> TASK DIRECTIONS
Each record below needs to be reproduced precisely, though not its pictures.

┌──

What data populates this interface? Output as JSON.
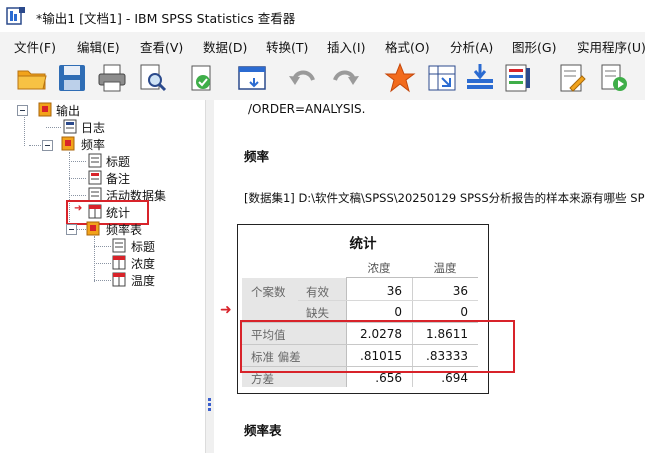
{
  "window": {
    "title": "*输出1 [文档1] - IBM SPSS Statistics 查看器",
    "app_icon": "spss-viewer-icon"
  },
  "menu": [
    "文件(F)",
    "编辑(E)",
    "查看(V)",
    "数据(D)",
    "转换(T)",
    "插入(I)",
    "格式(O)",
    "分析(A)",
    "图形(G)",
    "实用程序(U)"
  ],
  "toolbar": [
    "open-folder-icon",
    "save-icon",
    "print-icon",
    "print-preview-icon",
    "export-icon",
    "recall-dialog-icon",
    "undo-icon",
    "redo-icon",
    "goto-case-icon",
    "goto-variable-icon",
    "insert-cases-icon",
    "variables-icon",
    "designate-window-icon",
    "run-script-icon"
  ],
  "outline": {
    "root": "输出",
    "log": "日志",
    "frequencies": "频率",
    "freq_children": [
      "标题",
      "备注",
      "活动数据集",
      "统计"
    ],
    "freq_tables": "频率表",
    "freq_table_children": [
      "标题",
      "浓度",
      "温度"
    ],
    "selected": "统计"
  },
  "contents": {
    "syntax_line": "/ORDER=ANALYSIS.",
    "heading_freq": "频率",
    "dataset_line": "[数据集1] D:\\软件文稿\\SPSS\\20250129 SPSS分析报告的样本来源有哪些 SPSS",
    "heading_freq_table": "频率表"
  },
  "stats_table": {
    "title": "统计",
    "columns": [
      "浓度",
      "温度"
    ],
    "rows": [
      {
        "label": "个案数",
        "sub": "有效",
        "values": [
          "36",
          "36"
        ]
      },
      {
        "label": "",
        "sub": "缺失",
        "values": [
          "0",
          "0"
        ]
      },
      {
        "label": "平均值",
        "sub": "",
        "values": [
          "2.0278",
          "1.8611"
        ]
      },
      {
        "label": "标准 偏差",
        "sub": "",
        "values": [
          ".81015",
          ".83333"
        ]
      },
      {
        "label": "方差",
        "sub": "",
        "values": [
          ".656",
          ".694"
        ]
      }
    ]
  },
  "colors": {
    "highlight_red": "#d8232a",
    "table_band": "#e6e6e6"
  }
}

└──

> TASK RESULT
What data populates this interface? Output as JSON.
{
  "window": {
    "title": "*输出1 [文档1] - IBM SPSS Statistics 查看器",
    "app_icon": "spss-viewer-icon"
  },
  "menu": [
    "文件(F)",
    "编辑(E)",
    "查看(V)",
    "数据(D)",
    "转换(T)",
    "插入(I)",
    "格式(O)",
    "分析(A)",
    "图形(G)",
    "实用程序(U)"
  ],
  "toolbar": [
    "open-folder-icon",
    "save-icon",
    "print-icon",
    "print-preview-icon",
    "export-icon",
    "recall-dialog-icon",
    "undo-icon",
    "redo-icon",
    "goto-case-icon",
    "goto-variable-icon",
    "insert-cases-icon",
    "variables-icon",
    "designate-window-icon",
    "run-script-icon"
  ],
  "outline": {
    "root": "输出",
    "log": "日志",
    "frequencies": "频率",
    "freq_children": [
      "标题",
      "备注",
      "活动数据集",
      "统计"
    ],
    "freq_tables": "频率表",
    "freq_table_children": [
      "标题",
      "浓度",
      "温度"
    ],
    "selected": "统计"
  },
  "contents": {
    "syntax_line": "/ORDER=ANALYSIS.",
    "heading_freq": "频率",
    "dataset_line": "[数据集1] D:\\软件文稿\\SPSS\\20250129 SPSS分析报告的样本来源有哪些 SPSS",
    "heading_freq_table": "频率表"
  },
  "stats_table": {
    "title": "统计",
    "columns": [
      "浓度",
      "温度"
    ],
    "rows": [
      {
        "label": "个案数",
        "sub": "有效",
        "values": [
          "36",
          "36"
        ]
      },
      {
        "label": "",
        "sub": "缺失",
        "values": [
          "0",
          "0"
        ]
      },
      {
        "label": "平均值",
        "sub": "",
        "values": [
          "2.0278",
          "1.8611"
        ]
      },
      {
        "label": "标准 偏差",
        "sub": "",
        "values": [
          ".81015",
          ".83333"
        ]
      },
      {
        "label": "方差",
        "sub": "",
        "values": [
          ".656",
          ".694"
        ]
      }
    ]
  },
  "colors": {
    "highlight_red": "#d8232a",
    "table_band": "#e6e6e6"
  }
}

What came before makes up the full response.